However, this amount can vary depending on your dog’s size, age, activity level and type of food. Overfeeding can lead to obesity, which can then cause a host of other health problems. So be sure to monitor your pup’s food intake closely to ensure they’re staying healthy and fit.
If you’re lucky enough to own a Berner or dogs that look like bernese mountain dog, you know that these pups need plenty of exercise. An hour of activity each day is essential for their overall health and well-being. Even if there’s snow on the ground (which they would love), they still need to get out and stretch their legs.
As giant dog breeds, Berners and Swissies will be great companions on long walks or hikes in scenic areas like nature reserves or parks. They love being outdoors and getting fresh air and can become cabin feverish if they’re cooped up for too long.
During their growth period, it’s important not to over-exercise these pups. Too much impact can cause developmental abnormalities, so it’s best to stick to moderate activity levels. Once they’re fully grown, they’ll be able to handle more intense exercise without any problems.
The last point in bernese mountain dog vs greater swiss mountain dog debate revolves around grooming. When it comes to grooming, both the Greater Swiss Mountain Dog and Bernese need good shampooing.
The Berner would benefit from a shampoo with conditioning ingredients, as this will prevent any hair tangling. But with double coats, you should also consider a concentrated shampoo for both breeds as this will provide a deeper cleanse.
The Bernese mountain dog is the only Swiss mountain dog to have a long silky coat.
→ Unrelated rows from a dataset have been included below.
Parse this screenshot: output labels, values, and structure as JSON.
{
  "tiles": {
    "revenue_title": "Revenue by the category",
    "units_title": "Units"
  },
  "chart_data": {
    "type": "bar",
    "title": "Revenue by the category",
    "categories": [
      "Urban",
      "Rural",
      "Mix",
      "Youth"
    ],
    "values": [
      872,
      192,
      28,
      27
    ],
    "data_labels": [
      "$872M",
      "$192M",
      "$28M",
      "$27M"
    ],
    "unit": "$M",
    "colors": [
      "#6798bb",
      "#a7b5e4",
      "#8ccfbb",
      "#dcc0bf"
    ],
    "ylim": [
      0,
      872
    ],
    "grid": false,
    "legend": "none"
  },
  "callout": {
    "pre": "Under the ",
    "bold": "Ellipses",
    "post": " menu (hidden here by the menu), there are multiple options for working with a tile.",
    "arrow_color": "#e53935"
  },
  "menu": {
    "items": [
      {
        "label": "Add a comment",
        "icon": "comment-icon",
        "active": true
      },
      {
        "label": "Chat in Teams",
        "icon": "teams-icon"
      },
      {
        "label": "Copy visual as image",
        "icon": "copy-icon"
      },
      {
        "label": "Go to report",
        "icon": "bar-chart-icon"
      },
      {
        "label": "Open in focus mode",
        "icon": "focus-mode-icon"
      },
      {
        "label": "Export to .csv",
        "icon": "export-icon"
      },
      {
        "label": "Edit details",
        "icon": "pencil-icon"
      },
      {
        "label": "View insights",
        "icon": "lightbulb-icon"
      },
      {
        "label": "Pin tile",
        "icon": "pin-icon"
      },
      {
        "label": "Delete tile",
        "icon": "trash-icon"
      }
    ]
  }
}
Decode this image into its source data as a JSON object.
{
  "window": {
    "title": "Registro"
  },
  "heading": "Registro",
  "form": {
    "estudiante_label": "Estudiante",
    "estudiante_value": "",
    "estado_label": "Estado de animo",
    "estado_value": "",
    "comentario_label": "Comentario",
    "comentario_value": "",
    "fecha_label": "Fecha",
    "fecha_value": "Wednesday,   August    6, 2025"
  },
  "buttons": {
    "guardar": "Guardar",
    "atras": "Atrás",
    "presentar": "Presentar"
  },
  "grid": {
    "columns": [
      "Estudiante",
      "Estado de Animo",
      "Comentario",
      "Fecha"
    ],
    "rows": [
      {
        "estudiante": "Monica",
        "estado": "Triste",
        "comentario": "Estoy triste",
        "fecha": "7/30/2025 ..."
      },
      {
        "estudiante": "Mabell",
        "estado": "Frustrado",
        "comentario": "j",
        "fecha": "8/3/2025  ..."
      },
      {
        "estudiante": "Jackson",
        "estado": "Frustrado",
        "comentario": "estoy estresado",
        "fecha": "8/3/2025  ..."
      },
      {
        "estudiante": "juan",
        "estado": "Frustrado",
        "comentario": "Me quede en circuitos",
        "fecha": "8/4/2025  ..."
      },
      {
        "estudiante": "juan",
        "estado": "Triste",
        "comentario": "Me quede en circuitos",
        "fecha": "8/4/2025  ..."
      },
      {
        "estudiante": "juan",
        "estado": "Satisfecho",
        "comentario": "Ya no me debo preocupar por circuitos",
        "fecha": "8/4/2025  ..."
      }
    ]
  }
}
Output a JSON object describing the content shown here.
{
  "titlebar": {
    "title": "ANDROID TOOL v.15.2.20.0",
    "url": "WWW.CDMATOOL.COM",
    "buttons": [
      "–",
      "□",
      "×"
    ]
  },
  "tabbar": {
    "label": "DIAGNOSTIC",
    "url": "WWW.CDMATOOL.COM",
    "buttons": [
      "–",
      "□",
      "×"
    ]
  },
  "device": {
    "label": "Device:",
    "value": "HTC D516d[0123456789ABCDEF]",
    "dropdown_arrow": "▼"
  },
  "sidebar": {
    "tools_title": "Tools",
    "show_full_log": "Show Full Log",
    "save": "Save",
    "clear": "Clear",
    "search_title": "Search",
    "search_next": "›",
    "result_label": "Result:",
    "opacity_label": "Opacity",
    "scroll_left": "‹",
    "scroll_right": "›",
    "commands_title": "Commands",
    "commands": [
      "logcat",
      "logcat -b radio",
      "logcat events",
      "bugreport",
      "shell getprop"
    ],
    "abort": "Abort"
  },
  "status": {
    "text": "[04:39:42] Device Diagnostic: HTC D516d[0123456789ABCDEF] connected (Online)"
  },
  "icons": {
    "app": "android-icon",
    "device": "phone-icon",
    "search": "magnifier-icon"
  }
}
This means that his grooming schedule is more intense than the Swissy. The Berner needs brushing two or three times a week, and likely a need de-shedding at least twice a year with a proper tool.
The Swissy, on the other hand, has a short double coat that is weather resistant and repels dirt. He only needs an occasional brushing, and he doesn’t require de-shedding. This makes him a better choice for families who don’t have the time to commit to intense grooming sessions.
Finally, we would like to say that there is no clear winner between the Greater Swiss Mountain Dog vs Bernese. It all depends on what you are looking for in a dog.
If you are looking for a big, cuddly companion who will be content to lounge around the house with you, then the Bernese is the perfect breed for you. However, if you are looking for a more active partner who is willing to protect you and your property, then the Swissy is the better choice.
Whichever breed you choose, you’re sure to have a faithful friend for life.